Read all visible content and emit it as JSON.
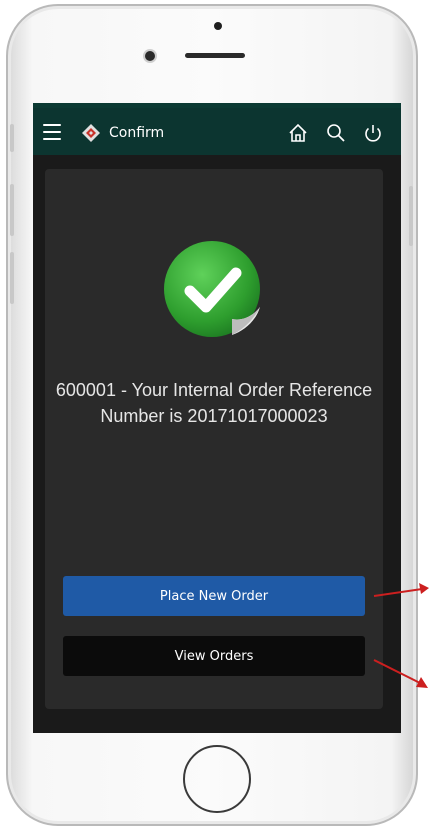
{
  "header": {
    "title": "Confirm",
    "icons": [
      "menu-icon",
      "brand-logo-icon",
      "home-icon",
      "search-icon",
      "power-icon"
    ]
  },
  "confirmation": {
    "message": "600001 - Your Internal Order Reference Number is 20171017000023",
    "status_icon": "check-icon",
    "accent": "#3fae3f"
  },
  "actions": {
    "place_new_order": "Place New Order",
    "view_orders": "View Orders"
  },
  "colors": {
    "header_bg": "#0c3530",
    "screen_bg": "#1a1a1a",
    "card_bg": "#2a2a2a",
    "primary_button": "#1f5aa6",
    "secondary_button": "#0b0b0b",
    "annotation_arrow": "#cc1f1f"
  }
}
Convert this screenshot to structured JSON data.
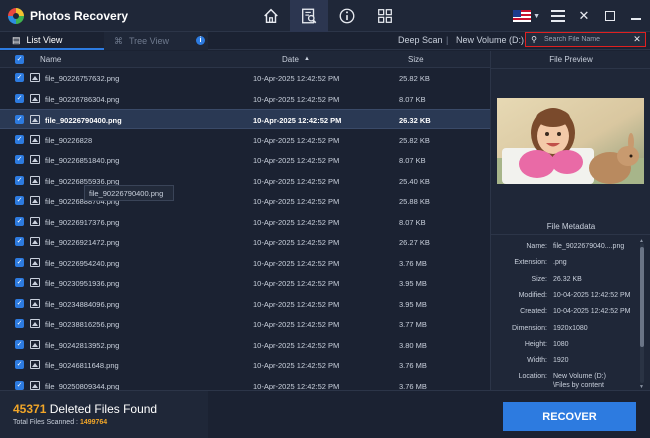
{
  "app": {
    "title": "Photos Recovery"
  },
  "nav": {
    "icons": [
      "home-icon",
      "scan-results-icon",
      "info-icon",
      "grid-icon"
    ]
  },
  "window": {
    "language_flag": "us-flag",
    "menu_icon": "hamburger-icon"
  },
  "tabs": [
    {
      "label": "List View",
      "active": true
    },
    {
      "label": "Tree View",
      "active": false
    }
  ],
  "scan": {
    "type": "Deep Scan",
    "separator": "|",
    "volume": "New Volume (D:)"
  },
  "search": {
    "placeholder": "Search File Name",
    "value": ""
  },
  "list": {
    "columns": {
      "name": "Name",
      "date": "Date",
      "size": "Size"
    },
    "sort": {
      "column": "date",
      "direction": "ascending"
    },
    "rows": [
      {
        "name": "file_90226757632.png",
        "date": "10-Apr-2025 12:42:52 PM",
        "size": "25.82 KB",
        "selected": false
      },
      {
        "name": "file_90226786304.png",
        "date": "10-Apr-2025 12:42:52 PM",
        "size": "8.07 KB",
        "selected": false
      },
      {
        "name": "file_90226790400.png",
        "date": "10-Apr-2025 12:42:52 PM",
        "size": "26.32 KB",
        "selected": true
      },
      {
        "name": "file_90226828",
        "date": "10-Apr-2025 12:42:52 PM",
        "size": "25.82 KB",
        "selected": false
      },
      {
        "name": "file_90226851840.png",
        "date": "10-Apr-2025 12:42:52 PM",
        "size": "8.07 KB",
        "selected": false
      },
      {
        "name": "file_90226855936.png",
        "date": "10-Apr-2025 12:42:52 PM",
        "size": "25.40 KB",
        "selected": false
      },
      {
        "name": "file_90226888704.png",
        "date": "10-Apr-2025 12:42:52 PM",
        "size": "25.88 KB",
        "selected": false
      },
      {
        "name": "file_90226917376.png",
        "date": "10-Apr-2025 12:42:52 PM",
        "size": "8.07 KB",
        "selected": false
      },
      {
        "name": "file_90226921472.png",
        "date": "10-Apr-2025 12:42:52 PM",
        "size": "26.27 KB",
        "selected": false
      },
      {
        "name": "file_90226954240.png",
        "date": "10-Apr-2025 12:42:52 PM",
        "size": "3.76 MB",
        "selected": false
      },
      {
        "name": "file_90230951936.png",
        "date": "10-Apr-2025 12:42:52 PM",
        "size": "3.95 MB",
        "selected": false
      },
      {
        "name": "file_90234884096.png",
        "date": "10-Apr-2025 12:42:52 PM",
        "size": "3.95 MB",
        "selected": false
      },
      {
        "name": "file_90238816256.png",
        "date": "10-Apr-2025 12:42:52 PM",
        "size": "3.77 MB",
        "selected": false
      },
      {
        "name": "file_90242813952.png",
        "date": "10-Apr-2025 12:42:52 PM",
        "size": "3.80 MB",
        "selected": false
      },
      {
        "name": "file_90246811648.png",
        "date": "10-Apr-2025 12:42:52 PM",
        "size": "3.76 MB",
        "selected": false
      },
      {
        "name": "file_90250809344.png",
        "date": "10-Apr-2025 12:42:52 PM",
        "size": "3.76 MB",
        "selected": false
      }
    ],
    "tooltip": "file_90226790400.png"
  },
  "preview": {
    "title": "File Preview"
  },
  "metadata": {
    "title": "File Metadata",
    "rows": [
      {
        "key": "Name:",
        "value": "file_9022679040....png"
      },
      {
        "key": "Extension:",
        "value": ".png"
      },
      {
        "key": "Size:",
        "value": "26.32 KB"
      },
      {
        "key": "Modified:",
        "value": "10-04-2025 12:42:52 PM"
      },
      {
        "key": "Created:",
        "value": "10-04-2025 12:42:52 PM"
      },
      {
        "key": "Dimension:",
        "value": "1920x1080"
      },
      {
        "key": "Height:",
        "value": "1080"
      },
      {
        "key": "Width:",
        "value": "1920"
      },
      {
        "key": "Location:",
        "value": "New Volume (D:)"
      },
      {
        "key": "",
        "value": "\\Files by content"
      }
    ]
  },
  "footer": {
    "count": "45371",
    "found_label": "Deleted Files Found",
    "scanned_label": "Total Files Scanned :",
    "scanned_value": "1499764",
    "recover_label": "RECOVER"
  },
  "colors": {
    "accent": "#2d7be0",
    "highlight": "#f2a628",
    "search_border": "#e02020",
    "background": "#1b2232"
  }
}
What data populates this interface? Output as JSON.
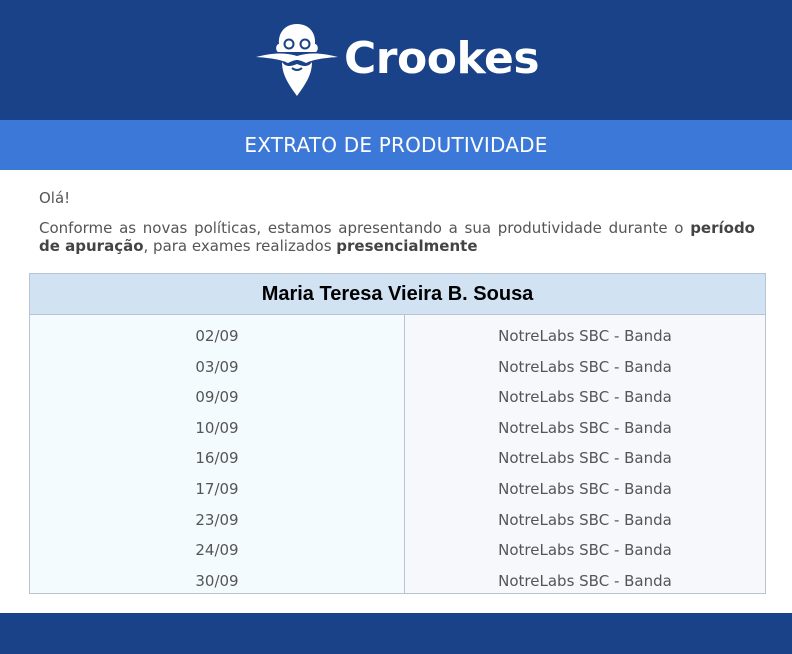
{
  "brand": {
    "name": "Crookes",
    "logo_icon": "bearded-scientist-icon"
  },
  "banner": {
    "title": "EXTRATO DE PRODUTIVIDADE"
  },
  "message": {
    "greeting": "Olá!",
    "intro_part1": "Conforme as novas políticas, estamos apresentando a sua produtividade durante o ",
    "intro_bold1": "período de apuração",
    "intro_part2": ", para exames realizados ",
    "intro_bold2": "presencialmente"
  },
  "report": {
    "name": "Maria Teresa Vieira B. Sousa",
    "rows": [
      {
        "date": "02/09",
        "location": "NotreLabs SBC - Banda"
      },
      {
        "date": "03/09",
        "location": "NotreLabs SBC - Banda"
      },
      {
        "date": "09/09",
        "location": "NotreLabs SBC - Banda"
      },
      {
        "date": "10/09",
        "location": "NotreLabs SBC - Banda"
      },
      {
        "date": "16/09",
        "location": "NotreLabs SBC - Banda"
      },
      {
        "date": "17/09",
        "location": "NotreLabs SBC - Banda"
      },
      {
        "date": "23/09",
        "location": "NotreLabs SBC - Banda"
      },
      {
        "date": "24/09",
        "location": "NotreLabs SBC - Banda"
      },
      {
        "date": "30/09",
        "location": "NotreLabs SBC - Banda"
      }
    ]
  },
  "colors": {
    "header_bg": "#1a4288",
    "banner_bg": "#3b78d8",
    "card_head_bg": "#d1e2f3"
  }
}
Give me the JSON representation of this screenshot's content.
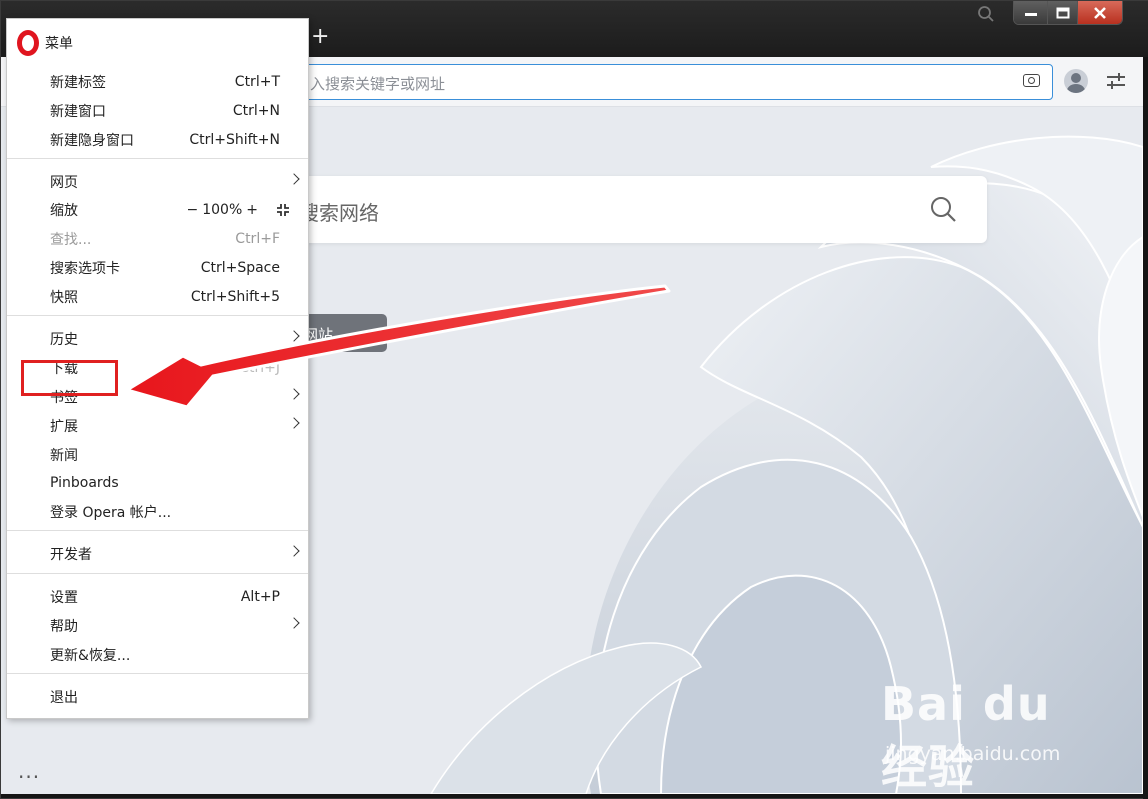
{
  "titlebar": {
    "new_tab_label": "+",
    "minimize_label": "—",
    "maximize_label": "□",
    "close_label": "✕"
  },
  "toolbar": {
    "address_placeholder": "入搜索关键字或网址"
  },
  "content": {
    "search_placeholder": "搜索网络",
    "speed_dial_label": "网站"
  },
  "menu": {
    "title": "菜单",
    "items": [
      {
        "label": "新建标签",
        "shortcut": "Ctrl+T"
      },
      {
        "label": "新建窗口",
        "shortcut": "Ctrl+N"
      },
      {
        "label": "新建隐身窗口",
        "shortcut": "Ctrl+Shift+N"
      },
      {
        "label": "网页",
        "shortcut": ""
      },
      {
        "label": "缩放",
        "shortcut": ""
      },
      {
        "label": "查找...",
        "shortcut": "Ctrl+F"
      },
      {
        "label": "搜索选项卡",
        "shortcut": "Ctrl+Space"
      },
      {
        "label": "快照",
        "shortcut": "Ctrl+Shift+5"
      },
      {
        "label": "历史",
        "shortcut": ""
      },
      {
        "label": "下载",
        "shortcut": "Ctrl+J"
      },
      {
        "label": "书签",
        "shortcut": ""
      },
      {
        "label": "扩展",
        "shortcut": ""
      },
      {
        "label": "新闻",
        "shortcut": ""
      },
      {
        "label": "Pinboards",
        "shortcut": ""
      },
      {
        "label": "登录 Opera 帐户...",
        "shortcut": ""
      },
      {
        "label": "开发者",
        "shortcut": ""
      },
      {
        "label": "设置",
        "shortcut": "Alt+P"
      },
      {
        "label": "帮助",
        "shortcut": ""
      },
      {
        "label": "更新&恢复...",
        "shortcut": ""
      },
      {
        "label": "退出",
        "shortcut": ""
      }
    ],
    "zoom": {
      "minus": "−",
      "value": "100%",
      "plus": "+"
    }
  },
  "sidebar": {
    "more_label": "..."
  },
  "watermark": {
    "logo_text": "Bai du 经验",
    "url": "jingyan.baidu.com"
  },
  "colors": {
    "accent": "#3a8fd9",
    "opera_red": "#e0151f",
    "annotation_red": "#e02020"
  }
}
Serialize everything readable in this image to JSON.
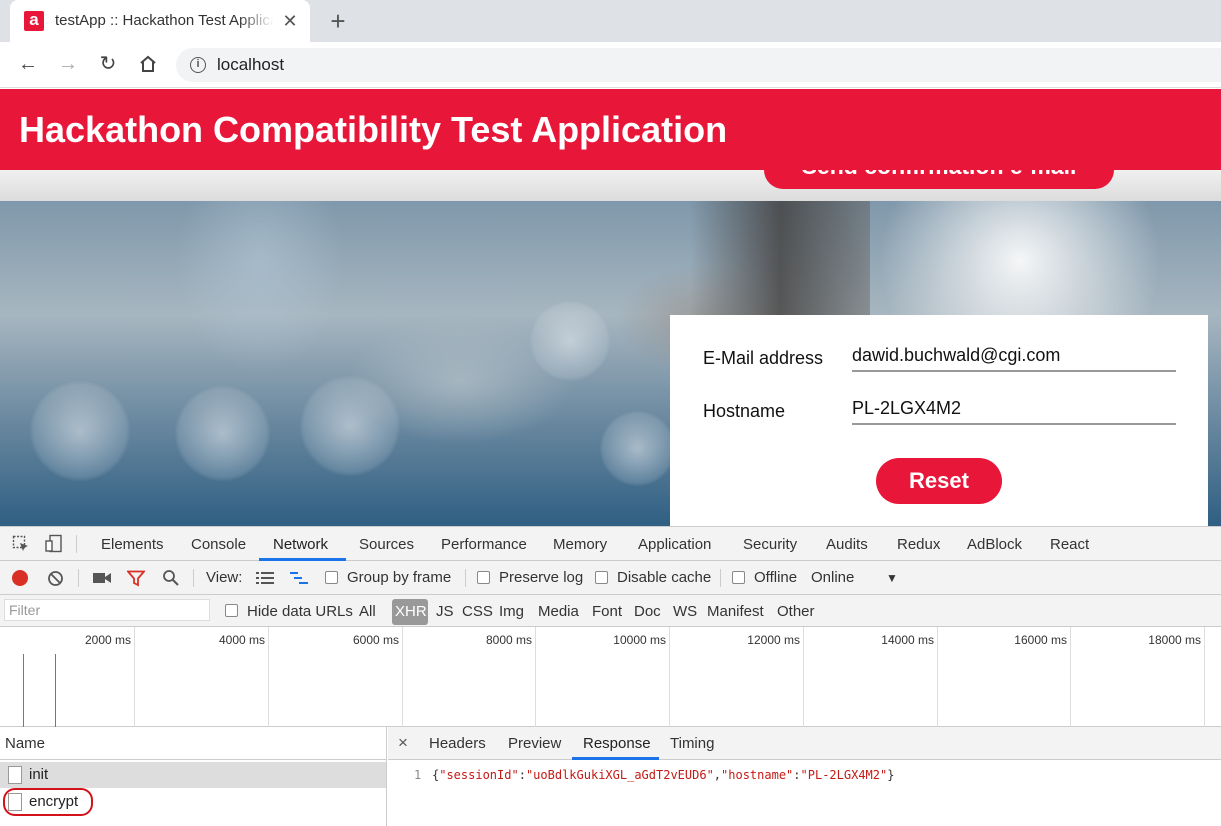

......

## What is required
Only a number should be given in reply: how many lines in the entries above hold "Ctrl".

## Result
7